The nestling was a beast, absolutely huge! The bird’s size shouldn’t have come as such a surprise considering the adults can weigh up to 14kg, but when I think of nestlings I automatically think of the small birds back home that could fit in my hands. But, this bird was so big I would have barely been able to hold it in my arms. The bird was weighed and then almost every part of its body was measured from beak to feet. A large metal ring with an identifying number was fitted around the left leg with a large pair of pliers. Next, numbered plastic tags were attached to a section of the skin on the wings, essentially the elbow, just like piercing an ear. Although leg rings and wing tags are useful in finding out where an animal has been, they only work if someone sees the bird, writes down the numbers and reports it. A more reliable but, less long term, piece of equipment that can be fitted is a solar powered GPS backpack, and that is what was attached next. The straps of the backpack are made of a biodegradable material so after a few years the device just falls off. As unscientific as it sounds, it looked adorable. The last thing that needed doing was the taking of a blood sample to determine the sex, amongst other things. As the genitalia of vultures is internal, there is nigh on no visual difference between the sexes, so gender can only be determined non-invasively by looking at the genetics, therefore a few drops of blood were taken from the bird’s foot ― and it was a gigantic foot. Within 15 minutes it was all over and the bird was back in its nest waiting for its parents to return and feed it.
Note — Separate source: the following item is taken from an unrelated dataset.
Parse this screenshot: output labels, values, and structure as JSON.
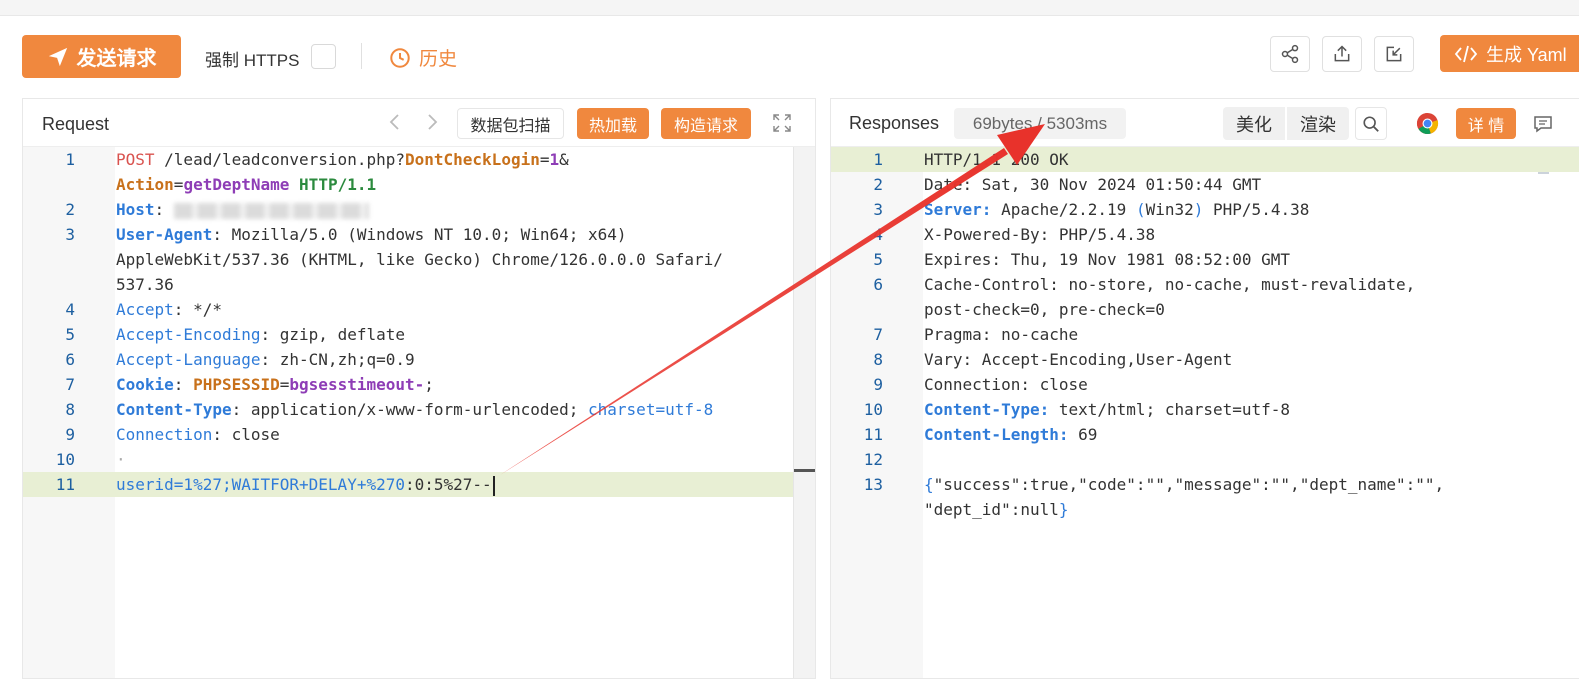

It was an enormous privilege being less than a metre away from such a captivating animal. I never dreamed I’d be able to see an animal that was so close to my heart within touching distance, let alone a wild one. It was great to see such a variety of interested people turn up to see vulture research in action. Hopefully they would tell others about what they saw, and this will stimulate interest and spread awareness about research into vulture conservation and how important it is.